● **AIM OF THE TASK**: From the listing below, extract every line in which the word "June" appears.

● **MATERIAL PROVIDED**:
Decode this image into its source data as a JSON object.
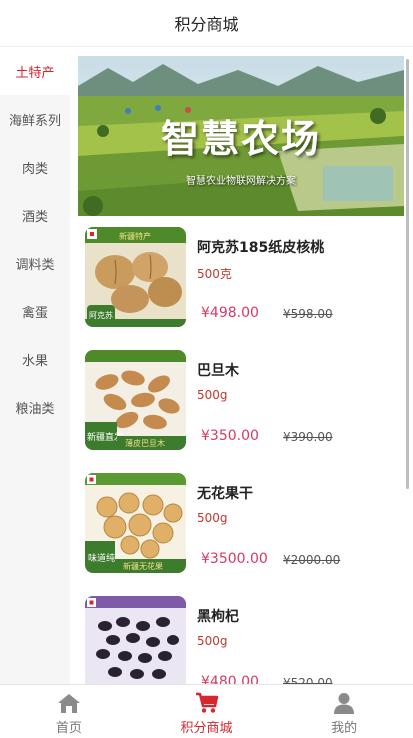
{
  "page": {
    "title": "积分商城"
  },
  "sidebar": {
    "items": [
      {
        "label": "土特产",
        "active": true
      },
      {
        "label": "海鲜系列"
      },
      {
        "label": "肉类"
      },
      {
        "label": "酒类"
      },
      {
        "label": "调料类"
      },
      {
        "label": "禽蛋"
      },
      {
        "label": "水果"
      },
      {
        "label": "粮油类"
      }
    ]
  },
  "banner": {
    "title": "智慧农场",
    "subtitle": "智慧农业物联网解决方案"
  },
  "products": [
    {
      "name": "阿克苏185纸皮核桃",
      "spec": "500克",
      "price": "¥498.00",
      "original_price": "¥598.00",
      "image_badge": "阿克苏",
      "image_tag": "新疆特产"
    },
    {
      "name": "巴旦木",
      "spec": "500g",
      "price": "¥350.00",
      "original_price": "¥390.00",
      "image_badge": "新疆直发",
      "image_tag": "薄皮巴旦木"
    },
    {
      "name": "无花果干",
      "spec": "500g",
      "price": "¥3500.00",
      "original_price": "¥2000.00",
      "image_badge": "味道纯正",
      "image_tag": "新疆无花果"
    },
    {
      "name": "黑枸杞",
      "spec": "500g",
      "price": "¥480.00",
      "original_price": "¥520.00",
      "image_badge": "",
      "image_tag": ""
    }
  ],
  "tabbar": {
    "tabs": [
      {
        "label": "首页",
        "icon": "home-icon"
      },
      {
        "label": "积分商城",
        "icon": "cart-icon",
        "active": true
      },
      {
        "label": "我的",
        "icon": "user-icon"
      }
    ]
  },
  "colors": {
    "accent": "#d6262f",
    "price": "#d63a63",
    "spec": "#c0392b",
    "sidebar_bg": "#f6f6f6"
  }
}
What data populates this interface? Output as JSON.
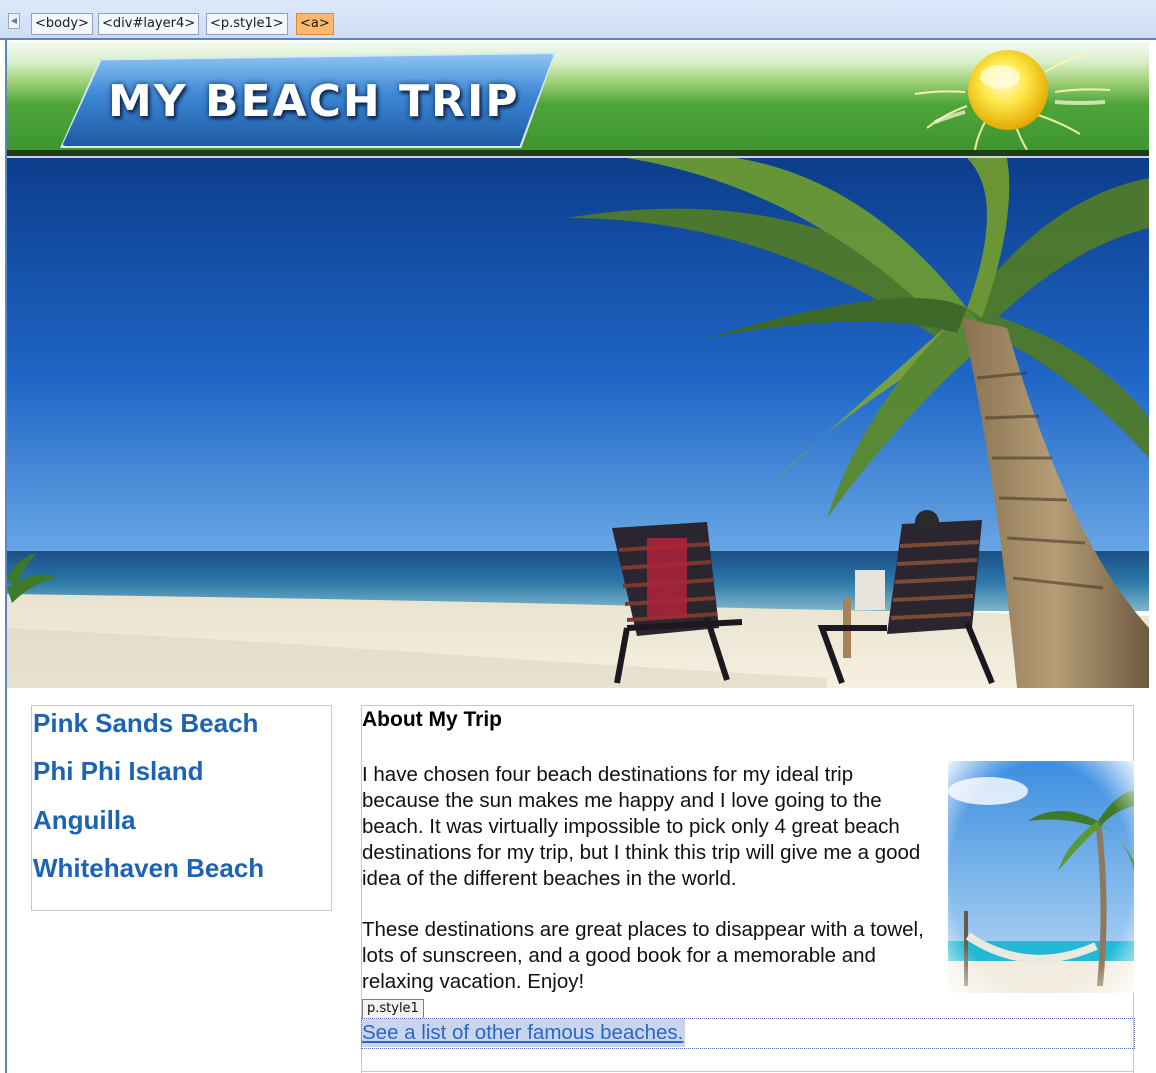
{
  "tag_selector": {
    "tags": [
      "<body>",
      "<div#layer4>",
      "<p.style1>",
      "<a>"
    ],
    "active_index": 3
  },
  "header": {
    "logo_text": "MY BEACH TRIP"
  },
  "nav": {
    "links": [
      "Pink Sands Beach",
      "Phi Phi Island",
      "Anguilla",
      "Whitehaven Beach"
    ]
  },
  "content": {
    "title": "About My Trip",
    "paragraph_1": "I have chosen four beach destinations for my ideal trip because the sun makes me happy and I love going to the beach. It was virtually impossible to pick only 4 great beach destinations for my trip, but I think this trip will give me a good idea of the different beaches in the world.",
    "paragraph_2": "These destinations are great places to disappear with a towel, lots of sunscreen, and a good book for a memorable and relaxing vacation. Enjoy!",
    "style_tag": "p.style1",
    "link_text": "See a list of other famous beaches."
  },
  "colors": {
    "link": "#1d63b3",
    "header_green": "#3d9431",
    "tag_active": "#fbb86a"
  }
}
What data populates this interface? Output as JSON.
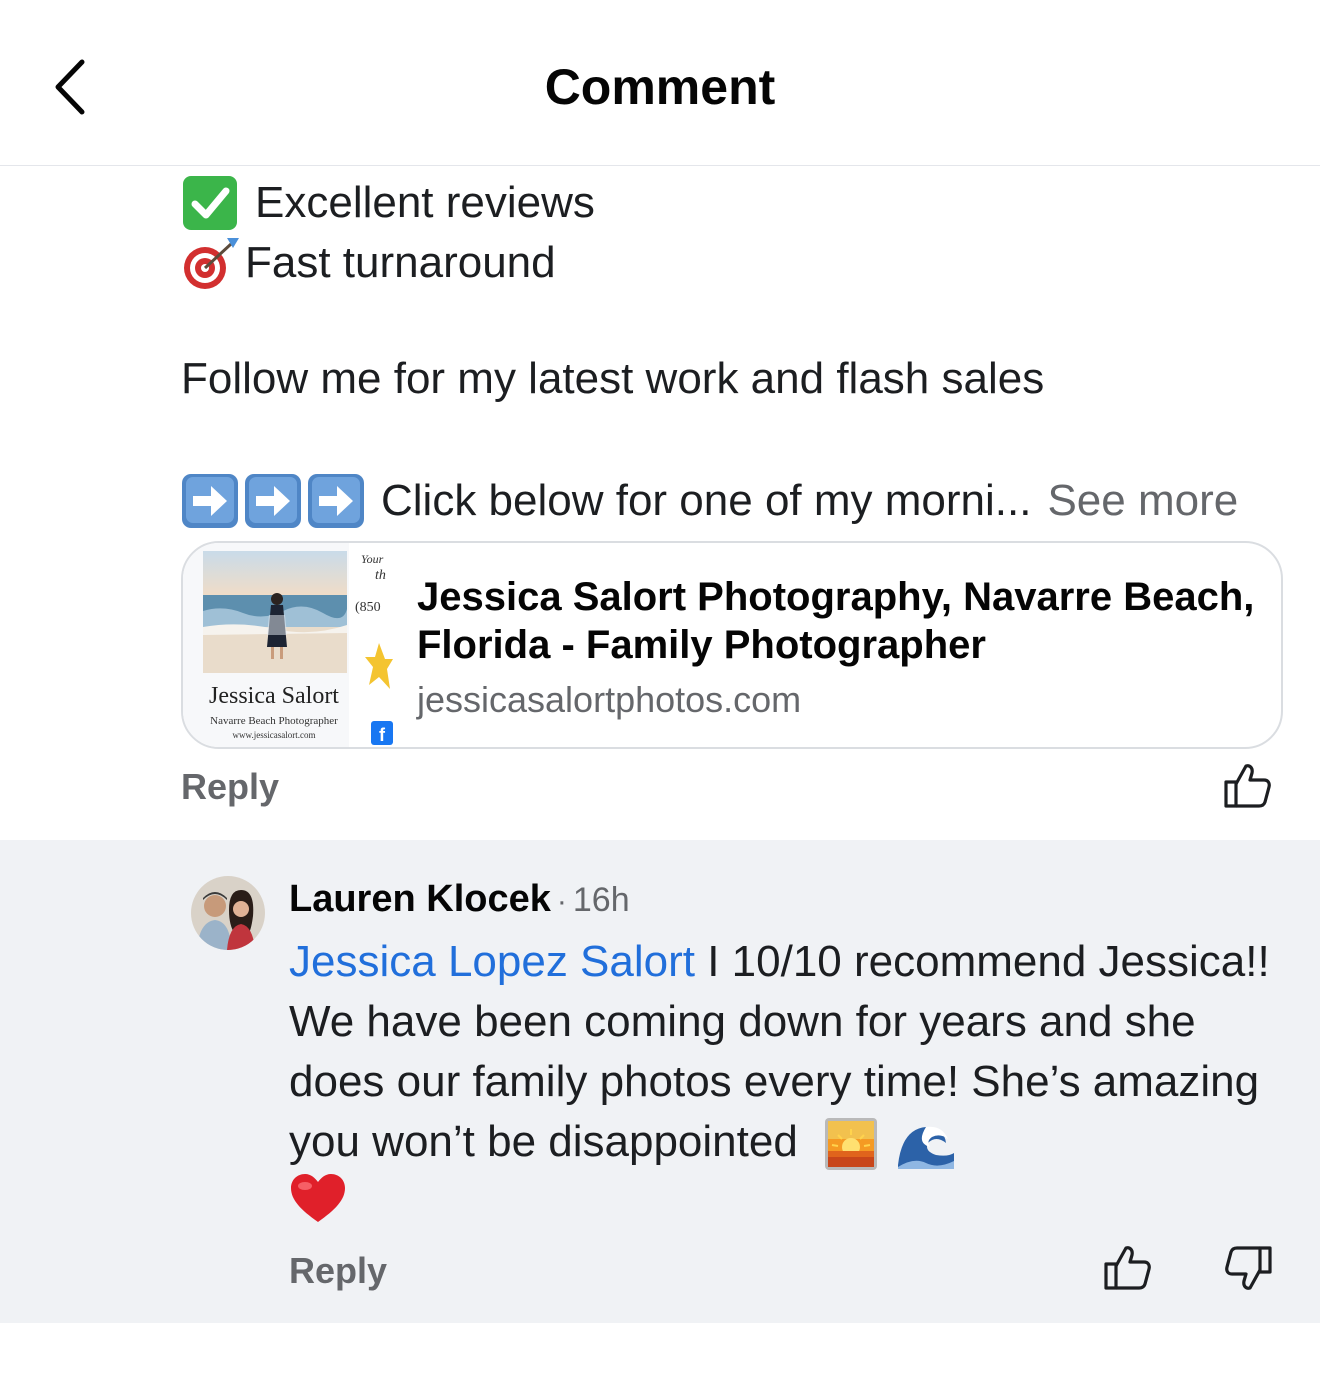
{
  "header": {
    "title": "Comment",
    "back_icon": "chevron-left-icon"
  },
  "post": {
    "line1": {
      "icon": "check-mark-button-icon",
      "text": "Excellent reviews"
    },
    "line2": {
      "icon": "direct-hit-icon",
      "text": "Fast turnaround"
    },
    "line3": "Follow me for my latest work and flash sales",
    "line4": {
      "icon": "right-arrow-icon",
      "text": "Click below for one of my morni...",
      "see_more": "See more"
    },
    "link_card": {
      "title": "Jessica Salort Photography, Navarre Beach, Florida - Family Photographer",
      "domain": "jessicasalortphotos.com",
      "thumbnail": {
        "name": "Jessica Salort",
        "subtitle": "Navarre Beach Photographer",
        "url": "www.jessicasalort.com",
        "side_text": [
          "Your",
          "th",
          "(850"
        ]
      }
    },
    "reply_label": "Reply",
    "like_icon": "thumbs-up-icon"
  },
  "comment": {
    "author": "Lauren Klocek",
    "separator": "·",
    "time": "16h",
    "mention": "Jessica Lopez Salort",
    "text": " I 10/10 recommend Jessica!! We have been coming down for years and she does our family photos every time! She’s amazing you won’t be disappointed",
    "emojis": [
      "sunrise-icon",
      "water-wave-icon",
      "red-heart-icon"
    ],
    "reply_label": "Reply",
    "like_icon": "thumbs-up-icon",
    "dislike_icon": "thumbs-down-icon"
  },
  "colors": {
    "accent_link": "#216fdb",
    "secondary_text": "#65676b",
    "comment_bg": "#f0f2f5"
  }
}
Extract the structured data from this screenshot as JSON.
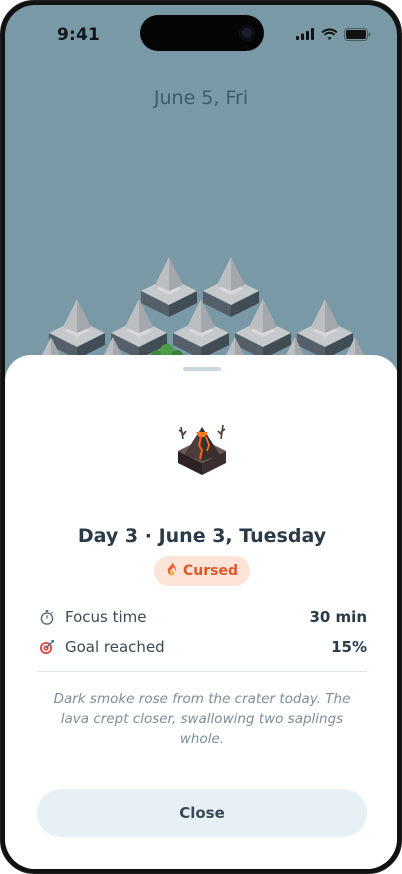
{
  "status_bar": {
    "time": "9:41"
  },
  "header": {
    "date": "June 5, Fri"
  },
  "sheet": {
    "title": "Day 3 · June 3, Tuesday",
    "badge": {
      "icon": "fire-icon",
      "label": "Cursed"
    },
    "stats": [
      {
        "icon": "stopwatch-icon",
        "label": "Focus time",
        "value": "30 min"
      },
      {
        "icon": "target-icon",
        "label": "Goal reached",
        "value": "15%"
      }
    ],
    "note": "Dark smoke rose from the crater today. The lava crept closer, swallowing two saplings whole.",
    "close_label": "Close"
  },
  "colors": {
    "background": "#7a99a6",
    "accent": "#e0582a",
    "badge_bg": "#fde3d8",
    "button_bg": "#e7f1f5"
  }
}
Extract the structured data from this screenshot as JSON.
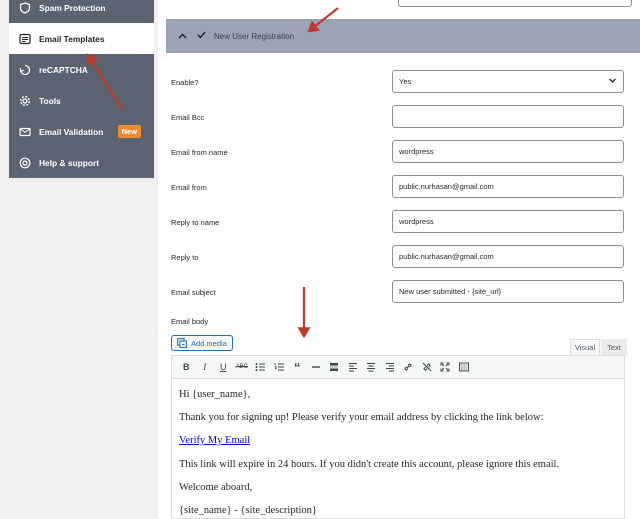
{
  "sidebar": {
    "items": [
      {
        "label": "Spam Protection",
        "icon": "shield-icon",
        "active": false
      },
      {
        "label": "Email Templates",
        "icon": "email-template-icon",
        "active": true
      },
      {
        "label": "reCAPTCHA",
        "icon": "recaptcha-icon",
        "active": false
      },
      {
        "label": "Tools",
        "icon": "gear-icon",
        "active": false
      },
      {
        "label": "Email Validation",
        "icon": "email-check-icon",
        "active": false,
        "badge": "New"
      },
      {
        "label": "Help & support",
        "icon": "help-icon",
        "active": false
      }
    ]
  },
  "accordion": {
    "title": "New User Registration",
    "expanded": true,
    "enabled": true
  },
  "form": {
    "enable": {
      "label": "Enable?",
      "value": "Yes"
    },
    "email_bcc": {
      "label": "Email Bcc",
      "value": ""
    },
    "email_from_name": {
      "label": "Email from name",
      "value": "wordpress"
    },
    "email_from": {
      "label": "Email from",
      "value": "public.nurhasan@gmail.com"
    },
    "reply_to_name": {
      "label": "Reply to name",
      "value": "wordpress"
    },
    "reply_to": {
      "label": "Reply to",
      "value": "public.nurhasan@gmail.com"
    },
    "email_subject": {
      "label": "Email subject",
      "value": "New user submitted - {site_url}"
    },
    "email_body": {
      "label": "Email body"
    }
  },
  "editor": {
    "add_media_label": "Add media",
    "tab_visual": "Visual",
    "tab_text": "Text",
    "active_tab": "Visual",
    "toolbar": [
      "bold",
      "italic",
      "underline",
      "strikethrough",
      "bullet-list",
      "numbered-list",
      "blockquote",
      "horizontal-rule",
      "read-more",
      "align-left",
      "align-center",
      "align-right",
      "insert-link",
      "remove-link",
      "fullscreen",
      "toolbar-toggle"
    ],
    "body": {
      "greeting": "Hi {user_name},",
      "line1": "Thank you for signing up! Please verify your email address by clicking the link below:",
      "verify_link": "Verify My Email",
      "line2": "This link will expire in 24 hours. If you didn't create this account, please ignore this email.",
      "line3": "Welcome aboard,",
      "signature": "{site_name} - {site_description}"
    }
  },
  "colors": {
    "sidebar_bg": "#5b6271",
    "accordion_bg": "#9ca3b4",
    "badge": "#f08b2e",
    "arrow": "#c0392b",
    "link": "#2271b1"
  }
}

● **OUTPUT BELOW**:
    "date": "June 5, Fri"
    "title": "Day 3 · June 3, Tuesday",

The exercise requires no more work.